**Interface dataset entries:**
────────────────────
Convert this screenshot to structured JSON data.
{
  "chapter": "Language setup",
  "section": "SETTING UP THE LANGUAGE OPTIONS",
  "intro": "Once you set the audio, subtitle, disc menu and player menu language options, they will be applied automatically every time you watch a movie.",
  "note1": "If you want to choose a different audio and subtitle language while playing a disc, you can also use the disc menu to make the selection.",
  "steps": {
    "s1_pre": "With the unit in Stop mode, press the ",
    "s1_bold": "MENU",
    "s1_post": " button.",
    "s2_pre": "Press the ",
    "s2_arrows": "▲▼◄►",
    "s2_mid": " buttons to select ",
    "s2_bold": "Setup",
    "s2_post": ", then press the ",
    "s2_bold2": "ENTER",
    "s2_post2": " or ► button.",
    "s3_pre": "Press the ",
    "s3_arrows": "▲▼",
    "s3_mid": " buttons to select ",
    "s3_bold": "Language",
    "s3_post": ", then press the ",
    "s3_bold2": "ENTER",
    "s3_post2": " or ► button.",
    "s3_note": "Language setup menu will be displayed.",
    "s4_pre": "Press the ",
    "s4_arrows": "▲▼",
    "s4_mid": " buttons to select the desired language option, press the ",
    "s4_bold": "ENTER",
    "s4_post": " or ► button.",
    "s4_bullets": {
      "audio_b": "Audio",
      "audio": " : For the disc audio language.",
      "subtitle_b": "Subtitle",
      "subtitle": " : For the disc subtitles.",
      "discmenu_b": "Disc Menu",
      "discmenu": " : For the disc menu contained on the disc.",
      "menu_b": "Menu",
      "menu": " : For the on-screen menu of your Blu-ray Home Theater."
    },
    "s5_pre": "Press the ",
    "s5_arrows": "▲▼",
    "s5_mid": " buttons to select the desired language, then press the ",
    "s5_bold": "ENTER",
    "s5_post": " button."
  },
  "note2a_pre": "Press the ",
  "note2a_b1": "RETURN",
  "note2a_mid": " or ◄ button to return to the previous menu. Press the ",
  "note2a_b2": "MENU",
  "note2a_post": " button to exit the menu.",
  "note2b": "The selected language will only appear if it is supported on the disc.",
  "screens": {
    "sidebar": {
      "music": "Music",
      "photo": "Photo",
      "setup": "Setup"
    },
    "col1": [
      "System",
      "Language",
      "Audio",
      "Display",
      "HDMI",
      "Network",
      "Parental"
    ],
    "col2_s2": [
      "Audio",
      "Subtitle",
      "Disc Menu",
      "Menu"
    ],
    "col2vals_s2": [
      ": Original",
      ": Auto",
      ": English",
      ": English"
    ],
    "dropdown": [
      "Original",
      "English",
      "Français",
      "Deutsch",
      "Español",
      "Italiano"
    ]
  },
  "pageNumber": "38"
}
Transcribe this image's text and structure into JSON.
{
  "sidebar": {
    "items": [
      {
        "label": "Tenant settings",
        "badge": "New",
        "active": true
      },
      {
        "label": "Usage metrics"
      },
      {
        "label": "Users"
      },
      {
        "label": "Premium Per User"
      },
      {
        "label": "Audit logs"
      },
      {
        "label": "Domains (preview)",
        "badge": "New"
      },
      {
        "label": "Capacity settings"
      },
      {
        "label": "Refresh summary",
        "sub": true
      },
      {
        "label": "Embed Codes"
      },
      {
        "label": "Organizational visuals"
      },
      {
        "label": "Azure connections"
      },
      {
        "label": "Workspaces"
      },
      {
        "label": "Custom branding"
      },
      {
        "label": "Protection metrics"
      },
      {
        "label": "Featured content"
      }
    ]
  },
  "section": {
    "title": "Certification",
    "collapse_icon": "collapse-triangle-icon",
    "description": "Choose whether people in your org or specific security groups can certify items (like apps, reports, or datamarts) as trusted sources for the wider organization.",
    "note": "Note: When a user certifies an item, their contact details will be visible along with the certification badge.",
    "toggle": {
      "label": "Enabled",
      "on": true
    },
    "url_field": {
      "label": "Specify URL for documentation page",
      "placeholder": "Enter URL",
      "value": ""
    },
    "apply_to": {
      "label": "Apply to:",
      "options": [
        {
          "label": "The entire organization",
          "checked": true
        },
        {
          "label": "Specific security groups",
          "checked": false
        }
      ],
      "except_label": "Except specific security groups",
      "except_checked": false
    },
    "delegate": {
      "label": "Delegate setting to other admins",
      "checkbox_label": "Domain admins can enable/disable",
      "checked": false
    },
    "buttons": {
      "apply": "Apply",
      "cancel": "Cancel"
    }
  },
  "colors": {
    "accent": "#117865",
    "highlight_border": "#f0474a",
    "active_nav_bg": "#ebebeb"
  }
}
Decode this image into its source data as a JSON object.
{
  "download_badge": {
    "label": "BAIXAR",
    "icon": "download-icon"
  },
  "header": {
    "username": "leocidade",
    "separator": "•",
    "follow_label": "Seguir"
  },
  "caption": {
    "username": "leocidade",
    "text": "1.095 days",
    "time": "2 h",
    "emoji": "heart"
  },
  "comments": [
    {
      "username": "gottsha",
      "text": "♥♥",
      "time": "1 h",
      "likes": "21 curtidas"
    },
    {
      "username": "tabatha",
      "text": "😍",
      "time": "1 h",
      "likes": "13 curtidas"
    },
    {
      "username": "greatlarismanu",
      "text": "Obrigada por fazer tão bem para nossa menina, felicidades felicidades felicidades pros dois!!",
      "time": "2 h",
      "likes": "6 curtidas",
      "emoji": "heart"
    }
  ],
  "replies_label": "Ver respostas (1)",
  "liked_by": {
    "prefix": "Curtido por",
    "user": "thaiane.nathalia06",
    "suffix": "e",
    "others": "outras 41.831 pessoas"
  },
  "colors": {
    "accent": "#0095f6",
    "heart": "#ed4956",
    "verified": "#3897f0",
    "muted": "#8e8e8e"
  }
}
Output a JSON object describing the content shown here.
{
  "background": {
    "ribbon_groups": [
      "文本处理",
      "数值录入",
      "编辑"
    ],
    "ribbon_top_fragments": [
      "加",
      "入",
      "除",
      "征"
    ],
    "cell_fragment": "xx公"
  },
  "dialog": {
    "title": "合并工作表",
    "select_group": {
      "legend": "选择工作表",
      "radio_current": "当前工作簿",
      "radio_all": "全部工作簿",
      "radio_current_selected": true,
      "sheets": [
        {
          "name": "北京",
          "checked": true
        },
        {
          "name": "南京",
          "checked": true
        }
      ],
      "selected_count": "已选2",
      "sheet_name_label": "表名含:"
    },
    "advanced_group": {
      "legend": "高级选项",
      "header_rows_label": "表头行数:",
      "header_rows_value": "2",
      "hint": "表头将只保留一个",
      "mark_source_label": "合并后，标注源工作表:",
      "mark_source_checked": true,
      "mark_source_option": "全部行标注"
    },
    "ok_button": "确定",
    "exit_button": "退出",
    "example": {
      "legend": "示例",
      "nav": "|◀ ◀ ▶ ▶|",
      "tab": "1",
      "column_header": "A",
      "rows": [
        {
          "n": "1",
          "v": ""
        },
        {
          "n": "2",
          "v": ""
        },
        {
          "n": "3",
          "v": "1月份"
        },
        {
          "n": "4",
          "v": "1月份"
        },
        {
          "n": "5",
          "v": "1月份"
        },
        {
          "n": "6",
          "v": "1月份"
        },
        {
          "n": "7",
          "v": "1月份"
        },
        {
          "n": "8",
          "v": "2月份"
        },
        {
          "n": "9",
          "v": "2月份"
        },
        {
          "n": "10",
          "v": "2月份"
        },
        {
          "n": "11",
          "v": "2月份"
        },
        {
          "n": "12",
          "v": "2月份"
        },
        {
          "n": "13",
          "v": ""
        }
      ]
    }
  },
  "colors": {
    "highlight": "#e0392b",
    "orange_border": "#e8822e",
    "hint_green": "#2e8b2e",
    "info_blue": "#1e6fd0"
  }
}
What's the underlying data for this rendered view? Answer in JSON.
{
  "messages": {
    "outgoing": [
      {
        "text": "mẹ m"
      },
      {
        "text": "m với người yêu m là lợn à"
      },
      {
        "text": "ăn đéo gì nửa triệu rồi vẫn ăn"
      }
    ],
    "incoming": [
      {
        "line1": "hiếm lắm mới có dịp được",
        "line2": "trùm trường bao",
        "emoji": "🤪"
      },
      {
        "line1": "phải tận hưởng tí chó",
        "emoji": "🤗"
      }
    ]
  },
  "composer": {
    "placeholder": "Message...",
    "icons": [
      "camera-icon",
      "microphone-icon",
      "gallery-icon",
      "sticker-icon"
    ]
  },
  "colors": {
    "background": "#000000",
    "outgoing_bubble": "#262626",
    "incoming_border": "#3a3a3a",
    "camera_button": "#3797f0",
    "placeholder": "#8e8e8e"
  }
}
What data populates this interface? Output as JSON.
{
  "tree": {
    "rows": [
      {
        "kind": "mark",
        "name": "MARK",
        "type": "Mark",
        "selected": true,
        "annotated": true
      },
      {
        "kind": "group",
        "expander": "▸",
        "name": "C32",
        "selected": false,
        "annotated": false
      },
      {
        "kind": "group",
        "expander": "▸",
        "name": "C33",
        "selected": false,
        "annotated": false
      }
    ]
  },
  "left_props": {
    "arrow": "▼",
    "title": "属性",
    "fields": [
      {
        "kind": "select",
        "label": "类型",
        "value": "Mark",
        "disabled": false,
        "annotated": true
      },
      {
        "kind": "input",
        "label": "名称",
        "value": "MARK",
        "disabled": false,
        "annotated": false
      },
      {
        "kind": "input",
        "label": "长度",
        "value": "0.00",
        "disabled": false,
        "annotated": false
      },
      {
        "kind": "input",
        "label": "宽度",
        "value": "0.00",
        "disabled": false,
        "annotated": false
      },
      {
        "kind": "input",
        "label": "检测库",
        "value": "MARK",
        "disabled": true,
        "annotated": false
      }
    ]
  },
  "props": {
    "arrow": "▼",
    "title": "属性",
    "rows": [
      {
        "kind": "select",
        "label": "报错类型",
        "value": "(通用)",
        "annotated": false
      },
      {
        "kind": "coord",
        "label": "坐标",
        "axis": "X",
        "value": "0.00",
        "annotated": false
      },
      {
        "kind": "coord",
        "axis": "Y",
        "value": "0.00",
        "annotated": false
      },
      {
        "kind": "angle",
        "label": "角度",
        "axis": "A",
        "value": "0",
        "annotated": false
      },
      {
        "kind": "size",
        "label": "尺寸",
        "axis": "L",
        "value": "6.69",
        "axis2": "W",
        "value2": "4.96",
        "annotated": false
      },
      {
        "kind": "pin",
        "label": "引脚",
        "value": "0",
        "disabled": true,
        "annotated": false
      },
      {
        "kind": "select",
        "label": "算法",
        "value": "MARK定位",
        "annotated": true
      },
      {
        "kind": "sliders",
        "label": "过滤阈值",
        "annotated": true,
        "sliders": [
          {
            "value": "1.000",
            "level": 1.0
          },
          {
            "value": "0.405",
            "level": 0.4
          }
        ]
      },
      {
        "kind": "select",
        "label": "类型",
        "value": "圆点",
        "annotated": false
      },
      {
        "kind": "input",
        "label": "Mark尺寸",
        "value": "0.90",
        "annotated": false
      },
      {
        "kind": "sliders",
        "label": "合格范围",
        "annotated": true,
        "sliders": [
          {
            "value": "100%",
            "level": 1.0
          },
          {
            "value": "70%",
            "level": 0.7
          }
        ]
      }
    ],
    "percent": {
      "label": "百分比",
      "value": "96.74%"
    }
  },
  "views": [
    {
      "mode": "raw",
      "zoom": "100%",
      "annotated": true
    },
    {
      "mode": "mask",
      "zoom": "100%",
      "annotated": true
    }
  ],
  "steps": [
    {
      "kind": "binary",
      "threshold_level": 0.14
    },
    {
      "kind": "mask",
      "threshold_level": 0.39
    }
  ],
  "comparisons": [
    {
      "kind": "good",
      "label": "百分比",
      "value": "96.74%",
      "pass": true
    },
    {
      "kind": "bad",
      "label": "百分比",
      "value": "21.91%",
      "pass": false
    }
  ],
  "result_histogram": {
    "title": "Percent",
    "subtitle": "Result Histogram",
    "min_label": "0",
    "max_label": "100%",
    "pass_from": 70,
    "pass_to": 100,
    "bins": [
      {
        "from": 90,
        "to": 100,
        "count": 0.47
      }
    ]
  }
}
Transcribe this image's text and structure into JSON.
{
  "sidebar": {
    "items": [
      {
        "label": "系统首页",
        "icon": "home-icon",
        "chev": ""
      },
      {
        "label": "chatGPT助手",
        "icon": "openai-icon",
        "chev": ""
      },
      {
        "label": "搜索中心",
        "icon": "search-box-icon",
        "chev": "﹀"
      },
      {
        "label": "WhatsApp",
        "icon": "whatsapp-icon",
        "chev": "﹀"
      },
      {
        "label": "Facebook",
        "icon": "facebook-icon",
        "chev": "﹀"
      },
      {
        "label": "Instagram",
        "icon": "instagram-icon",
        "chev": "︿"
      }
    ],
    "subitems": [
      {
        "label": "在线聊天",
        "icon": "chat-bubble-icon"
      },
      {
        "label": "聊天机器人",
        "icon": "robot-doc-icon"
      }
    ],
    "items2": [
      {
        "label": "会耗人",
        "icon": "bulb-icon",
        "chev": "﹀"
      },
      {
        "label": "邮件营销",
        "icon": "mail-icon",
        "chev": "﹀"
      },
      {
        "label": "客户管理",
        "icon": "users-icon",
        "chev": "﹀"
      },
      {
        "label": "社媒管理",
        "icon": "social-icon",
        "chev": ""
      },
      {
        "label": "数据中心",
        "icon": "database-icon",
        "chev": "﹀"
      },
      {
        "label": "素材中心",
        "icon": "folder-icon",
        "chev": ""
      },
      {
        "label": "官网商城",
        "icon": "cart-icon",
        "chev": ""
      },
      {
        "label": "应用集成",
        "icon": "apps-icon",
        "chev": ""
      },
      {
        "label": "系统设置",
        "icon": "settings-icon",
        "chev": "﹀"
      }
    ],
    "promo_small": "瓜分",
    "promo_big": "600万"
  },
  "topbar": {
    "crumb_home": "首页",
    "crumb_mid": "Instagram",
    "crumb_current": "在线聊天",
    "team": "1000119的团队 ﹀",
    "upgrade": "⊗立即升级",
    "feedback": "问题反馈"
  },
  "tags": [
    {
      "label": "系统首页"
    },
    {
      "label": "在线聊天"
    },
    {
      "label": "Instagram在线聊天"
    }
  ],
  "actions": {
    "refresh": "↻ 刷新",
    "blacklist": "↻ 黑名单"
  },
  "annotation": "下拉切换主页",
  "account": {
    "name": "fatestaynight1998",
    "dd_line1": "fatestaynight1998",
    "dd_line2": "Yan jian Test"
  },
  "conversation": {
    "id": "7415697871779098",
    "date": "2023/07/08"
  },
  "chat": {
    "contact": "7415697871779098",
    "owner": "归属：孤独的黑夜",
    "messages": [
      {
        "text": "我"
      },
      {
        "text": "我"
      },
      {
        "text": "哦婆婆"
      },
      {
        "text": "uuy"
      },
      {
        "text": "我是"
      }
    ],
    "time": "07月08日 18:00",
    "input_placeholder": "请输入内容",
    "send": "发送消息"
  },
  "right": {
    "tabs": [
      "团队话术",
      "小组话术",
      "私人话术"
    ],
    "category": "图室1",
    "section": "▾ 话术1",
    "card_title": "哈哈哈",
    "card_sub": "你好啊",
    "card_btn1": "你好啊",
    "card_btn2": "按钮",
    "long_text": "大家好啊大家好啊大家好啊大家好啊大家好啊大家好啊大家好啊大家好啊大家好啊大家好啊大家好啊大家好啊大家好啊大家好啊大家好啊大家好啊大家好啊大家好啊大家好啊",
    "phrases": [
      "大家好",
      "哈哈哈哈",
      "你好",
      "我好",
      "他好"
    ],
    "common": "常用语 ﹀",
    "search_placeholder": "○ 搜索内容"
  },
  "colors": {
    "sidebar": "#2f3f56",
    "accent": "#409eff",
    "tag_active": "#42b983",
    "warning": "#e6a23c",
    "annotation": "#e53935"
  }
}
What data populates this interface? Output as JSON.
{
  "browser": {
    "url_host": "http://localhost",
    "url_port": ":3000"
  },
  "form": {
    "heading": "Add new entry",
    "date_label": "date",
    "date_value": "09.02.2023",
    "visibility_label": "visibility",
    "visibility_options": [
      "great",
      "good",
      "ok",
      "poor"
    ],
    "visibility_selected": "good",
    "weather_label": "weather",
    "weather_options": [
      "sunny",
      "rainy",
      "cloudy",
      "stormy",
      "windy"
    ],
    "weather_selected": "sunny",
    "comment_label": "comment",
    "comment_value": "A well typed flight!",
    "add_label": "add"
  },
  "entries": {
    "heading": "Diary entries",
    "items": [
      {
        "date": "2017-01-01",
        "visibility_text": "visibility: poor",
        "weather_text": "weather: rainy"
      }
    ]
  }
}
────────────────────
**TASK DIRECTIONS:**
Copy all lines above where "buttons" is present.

**RESPONSE BELOW:**
    "s2_mid": " buttons to select ",
    "s3_mid": " buttons to select ",
    "s4_mid": " buttons to select the desired language option, press the ",
    "s5_mid": " buttons to select the desired language, then press the ",
    "buttons": {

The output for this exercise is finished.